Kansas voters have decided to maintain the right to an abortion in their state’s constitution by voting “no” on a proposed constitutional amendment, CNN projects.
It was the first popular vote on abortion since the US Supreme Court overturned Roe v. Wade in June.
The vote comes after a 2019 state Supreme Court ruling found the state constitution does protect the right to an abortion. A “yes” vote on the amendment would have removed the right to abortion from the state constitution, while a “no” vote maintains it.
The proposed amendment stated: “Because Kansans value both women and children, the Constitution of the state of Kansas does not require government funding of abortion and does not create or secure a right to abortion.”
Abortion is currently legal up to 22 weeks in Kansas, making the state as haven for women seeking the procedure in nearby states that have rolled back abortion rights. In response, anti-abortion and Republican groups pushed to change the state’s constitution to specify that the state does not guarantee the right to the procedure and open the door to similar strict laws in Kansas.
Pro-choice organizations responded with a widespread get-out-the-vote effort, viewing the fight as a test for abortion politics in a post-Roe era. And the victory on Tuesday represents a significant moment in the ever-changing fight over abortion rights, offering these groups a victory just weeks after they were dealt a crushing defeat by the Supreme Court.
“Kansas values have always exemplified freedom, and tonight, Kansas continued that legacy,” said Emily Wales, president and CEO, Planned Parenthood Great Plains Votes. “This historic victory was the result of a groundswell of grassroots support and a broad coalition of reasonable, thoughtful Kansans across the state who put health care over politics.”
Polls have consistently shown that the Supreme Court’s decision to overturn Roe v. Wade is broadly unpopular. A CNN poll released in late July found nearly two-thirds of Americans disapprove of the Supreme Court decision, with even 55% of self-identified moderate or liberal Republicans saying they disapproved of the decision. But the results on Tuesday, the first electoral test of abortion rights after the Supreme Court decision, put an even finer point on that sentiment.
“This is further proof of what poll after poll has told us: Americans support abortion rights,” said Christina Reynolds, a top operative for Emily’s List, an organization that looks to elect pro-choice women. “They believe we should be able to make our own health care decisions, and they will vote accordingly, even in the face of misleading campaigns.”
The “no” victory leaves the state constitution unchanged. While lawmakers in the state can still try to pass restrictive abortion laws, courts in Kansas have recognized a right to abortion under the state constitution.
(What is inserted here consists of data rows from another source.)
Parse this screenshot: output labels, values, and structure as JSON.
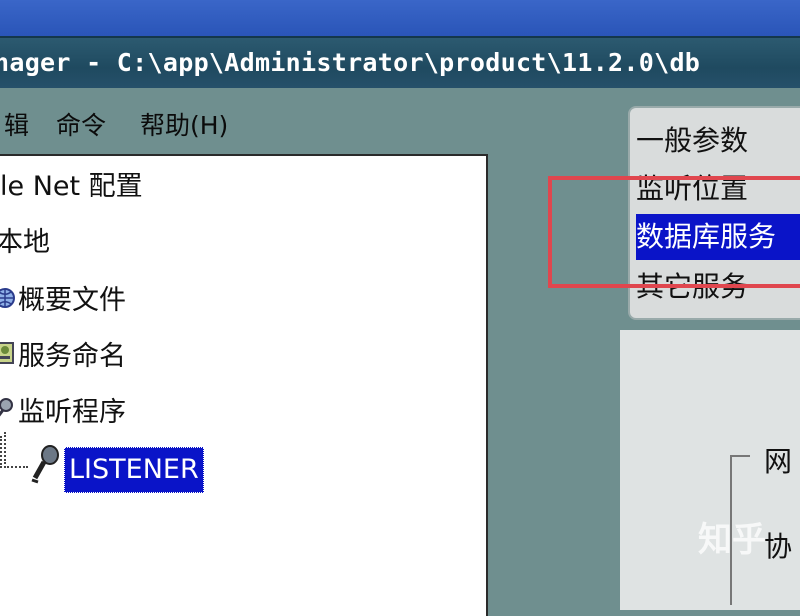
{
  "window": {
    "title": "nager - C:\\app\\Administrator\\product\\11.2.0\\db"
  },
  "menu": {
    "items": [
      {
        "label": "辑"
      },
      {
        "label": "命令"
      },
      {
        "label": "帮助(H)"
      }
    ]
  },
  "tree": {
    "root_label": "le Net 配置",
    "local_label": "本地",
    "profile_label": "概要文件",
    "service_naming_label": "服务命名",
    "listeners_label": "监听程序",
    "listener_label": "LISTENER"
  },
  "list_panel": {
    "items": [
      {
        "label": "一般参数",
        "selected": false
      },
      {
        "label": "监听位置",
        "selected": false
      },
      {
        "label": "数据库服务",
        "selected": true
      },
      {
        "label": "其它服务",
        "selected": false
      }
    ]
  },
  "right_panel": {
    "text1": "网",
    "text2": "协"
  },
  "watermark": "知乎",
  "colors": {
    "selection": "#0a14c8",
    "highlight_box": "#e0464e",
    "background": "#6f8f8f"
  }
}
Lawmakers had passed a restrictive abortion law in 2015, but it was permanently blocked by the courts.
The “yes” vote would have amended the state’s constitution to say Kansas “does not require government funding of abortion and does not create or secure a right to abortion.” The vote would not have banned abortion outright, but it would have opened the door to the procedure being banned, especially considering Republicans control both chambers of the state’s legislature and almost every top office except for governor, which is held by Democrat Laura Kelly.
Kelly, who planned to vote no on the measure, warned that a “yes” vote would mean “the Legislature would immediately come back with some very severe restrictions on a woman’s ability to control her own fate.”
In addition to the win, Democrats have been enthused by the significant turnout.
The issue was placed on the primary ballot, rather than the general election, which abortion rights advocates believe was intended to limit turnout. Registered Republicans outnumber Democrats in the state by more than 350,000, according to the latest figures from the Kansas Secretary of State’s office.
But the victory — along with the increased turnout — is yet another signal that abortion can be a motivating factor for voters in a red state, a critical question as Democrats heads into what could be a trying midterm election.